Nearly all school staff surveyed indicated that it is very important to effectively plan for remote learning, and the majority reported they would be prepared. However, 41 percent of teachers and 22 percent of principals responded that they felt either not prepared or only somewhat prepared to return to remote instruction should it be necessary.

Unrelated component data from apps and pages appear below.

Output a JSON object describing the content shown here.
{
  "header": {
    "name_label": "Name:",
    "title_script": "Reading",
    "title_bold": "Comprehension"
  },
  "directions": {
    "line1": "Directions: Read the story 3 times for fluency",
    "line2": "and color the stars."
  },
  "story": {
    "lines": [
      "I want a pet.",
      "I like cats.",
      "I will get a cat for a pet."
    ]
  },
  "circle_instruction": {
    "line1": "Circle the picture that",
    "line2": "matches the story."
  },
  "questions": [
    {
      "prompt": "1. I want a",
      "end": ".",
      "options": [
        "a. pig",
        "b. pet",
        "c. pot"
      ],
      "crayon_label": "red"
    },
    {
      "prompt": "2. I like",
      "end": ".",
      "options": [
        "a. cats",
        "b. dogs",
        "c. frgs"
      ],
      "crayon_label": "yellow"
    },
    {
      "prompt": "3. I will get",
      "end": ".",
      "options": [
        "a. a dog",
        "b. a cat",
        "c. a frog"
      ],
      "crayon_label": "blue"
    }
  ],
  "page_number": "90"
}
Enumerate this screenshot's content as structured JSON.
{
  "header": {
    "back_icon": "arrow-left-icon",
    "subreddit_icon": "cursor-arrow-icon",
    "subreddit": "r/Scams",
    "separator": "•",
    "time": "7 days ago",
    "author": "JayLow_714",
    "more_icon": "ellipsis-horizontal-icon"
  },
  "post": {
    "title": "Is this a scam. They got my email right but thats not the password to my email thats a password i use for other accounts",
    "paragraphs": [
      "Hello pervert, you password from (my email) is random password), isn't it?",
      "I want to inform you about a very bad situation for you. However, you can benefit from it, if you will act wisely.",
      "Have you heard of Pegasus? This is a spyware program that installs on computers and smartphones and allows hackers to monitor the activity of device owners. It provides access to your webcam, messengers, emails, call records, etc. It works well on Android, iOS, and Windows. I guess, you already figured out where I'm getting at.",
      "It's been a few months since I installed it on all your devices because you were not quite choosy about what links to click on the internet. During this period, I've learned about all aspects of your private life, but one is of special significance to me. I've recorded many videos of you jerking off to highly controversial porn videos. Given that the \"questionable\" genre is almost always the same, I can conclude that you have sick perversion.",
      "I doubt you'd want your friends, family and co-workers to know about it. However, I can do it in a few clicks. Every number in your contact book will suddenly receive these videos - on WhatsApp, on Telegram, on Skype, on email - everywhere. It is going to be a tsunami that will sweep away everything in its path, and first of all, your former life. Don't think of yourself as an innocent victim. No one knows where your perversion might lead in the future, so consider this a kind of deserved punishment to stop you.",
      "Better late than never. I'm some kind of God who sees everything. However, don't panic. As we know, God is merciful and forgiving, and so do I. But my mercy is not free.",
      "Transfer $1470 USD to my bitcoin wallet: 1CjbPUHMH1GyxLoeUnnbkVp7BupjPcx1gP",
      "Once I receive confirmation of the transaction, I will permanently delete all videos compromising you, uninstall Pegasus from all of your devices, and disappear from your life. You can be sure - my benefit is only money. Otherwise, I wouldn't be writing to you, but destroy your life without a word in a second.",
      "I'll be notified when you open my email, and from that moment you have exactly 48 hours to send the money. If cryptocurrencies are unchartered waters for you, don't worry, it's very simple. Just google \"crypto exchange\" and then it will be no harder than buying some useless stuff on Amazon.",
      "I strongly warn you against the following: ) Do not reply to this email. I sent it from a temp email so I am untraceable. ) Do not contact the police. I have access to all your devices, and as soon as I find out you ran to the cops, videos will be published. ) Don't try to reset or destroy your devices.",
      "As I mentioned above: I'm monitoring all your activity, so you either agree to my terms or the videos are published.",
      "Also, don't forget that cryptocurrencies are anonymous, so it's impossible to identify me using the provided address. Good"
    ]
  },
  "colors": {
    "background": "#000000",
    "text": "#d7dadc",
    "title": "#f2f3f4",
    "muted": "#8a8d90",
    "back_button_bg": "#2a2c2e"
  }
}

The number of staff feeling unprepared will likely increase in future years as turnover results in fewer teachers and other staff having first-hand experience in delivering remote instruction.

WHAT WE RECOMMEND

Legislative action

  • Amend the Code of Virginia to define direct school counseling services and allow qualified, licensed psychologists in other fields to be provisionally licensed as school psychologists.
  • Create and fund a temporary math instructional improvement program to help elementary school students who fail their math Standards of Learning test.
  • Provide temporary state funding to hire more instructional assistants to help provide individualized instruction and classroom management support.
  • Provide temporary state funding for targeted retention and recruitment bonuses and tuition assistance to help provisionally licensed teachers become fully licensed.

WHAT WE RECOMMEND

Executive action

    • Finalize and release the model memorandum of understanding to help interested divisions establish partnerships with community mental health providers.
    • Develop and make available a standard template school divisions can use to develop plans for future prolonged periods of remote instruction.
    • Develop and offer courses related to teaching remotely or using virtual learning resources.

 

The complete list of recommendations is available here.